Extracted information START

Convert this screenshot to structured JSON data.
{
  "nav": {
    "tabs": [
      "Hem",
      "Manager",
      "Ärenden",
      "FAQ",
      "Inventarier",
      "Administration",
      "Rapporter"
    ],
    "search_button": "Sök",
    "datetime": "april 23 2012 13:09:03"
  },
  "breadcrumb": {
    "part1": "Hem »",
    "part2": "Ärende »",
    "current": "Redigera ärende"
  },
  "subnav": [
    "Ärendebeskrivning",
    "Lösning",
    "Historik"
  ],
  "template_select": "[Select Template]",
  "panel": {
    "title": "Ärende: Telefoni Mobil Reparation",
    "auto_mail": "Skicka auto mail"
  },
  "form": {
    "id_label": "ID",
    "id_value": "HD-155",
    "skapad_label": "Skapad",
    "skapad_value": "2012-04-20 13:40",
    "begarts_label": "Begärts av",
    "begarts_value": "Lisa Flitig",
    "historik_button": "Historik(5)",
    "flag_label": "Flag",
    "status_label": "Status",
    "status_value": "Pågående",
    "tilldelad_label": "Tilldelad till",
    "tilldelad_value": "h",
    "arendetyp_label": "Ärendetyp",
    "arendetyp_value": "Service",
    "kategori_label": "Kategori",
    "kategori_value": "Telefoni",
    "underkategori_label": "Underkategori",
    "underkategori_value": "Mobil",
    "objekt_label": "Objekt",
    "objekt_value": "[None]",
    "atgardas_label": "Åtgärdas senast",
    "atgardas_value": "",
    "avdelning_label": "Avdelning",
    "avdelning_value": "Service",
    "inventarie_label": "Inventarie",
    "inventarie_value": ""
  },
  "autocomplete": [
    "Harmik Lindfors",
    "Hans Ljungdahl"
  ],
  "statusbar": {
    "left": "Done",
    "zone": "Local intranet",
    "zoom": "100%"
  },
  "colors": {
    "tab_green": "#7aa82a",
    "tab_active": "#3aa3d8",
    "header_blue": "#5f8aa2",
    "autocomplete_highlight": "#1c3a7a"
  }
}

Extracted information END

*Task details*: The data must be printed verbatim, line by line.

*Solution to the exercise*:
Convert this screenshot to structured JSON data.
{
  "nav": {
    "tabs": [
      "Hem",
      "Manager",
      "Ärenden",
      "FAQ",
      "Inventarier",
      "Administration",
      "Rapporter"
    ],
    "search_button": "Sök",
    "datetime": "april 23 2012 13:09:03"
  },
  "breadcrumb": {
    "part1": "Hem »",
    "part2": "Ärende »",
    "current": "Redigera ärende"
  },
  "subnav": [
    "Ärendebeskrivning",
    "Lösning",
    "Historik"
  ],
  "template_select": "[Select Template]",
  "panel": {
    "title": "Ärende: Telefoni Mobil Reparation",
    "auto_mail": "Skicka auto mail"
  },
  "form": {
    "id_label": "ID",
    "id_value": "HD-155",
    "skapad_label": "Skapad",
    "skapad_value": "2012-04-20 13:40",
    "begarts_label": "Begärts av",
    "begarts_value": "Lisa Flitig",
    "historik_button": "Historik(5)",
    "flag_label": "Flag",
    "status_label": "Status",
    "status_value": "Pågående",
    "tilldelad_label": "Tilldelad till",
    "tilldelad_value": "h",
    "arendetyp_label": "Ärendetyp",
    "arendetyp_value": "Service",
    "kategori_label": "Kategori",
    "kategori_value": "Telefoni",
    "underkategori_label": "Underkategori",
    "underkategori_value": "Mobil",
    "objekt_label": "Objekt",
    "objekt_value": "[None]",
    "atgardas_label": "Åtgärdas senast",
    "atgardas_value": "",
    "avdelning_label": "Avdelning",
    "avdelning_value": "Service",
    "inventarie_label": "Inventarie",
    "inventarie_value": ""
  },
  "autocomplete": [
    "Harmik Lindfors",
    "Hans Ljungdahl"
  ],
  "statusbar": {
    "left": "Done",
    "zone": "Local intranet",
    "zoom": "100%"
  },
  "colors": {
    "tab_green": "#7aa82a",
    "tab_active": "#3aa3d8",
    "header_blue": "#5f8aa2",
    "autocomplete_highlight": "#1c3a7a"
  }
}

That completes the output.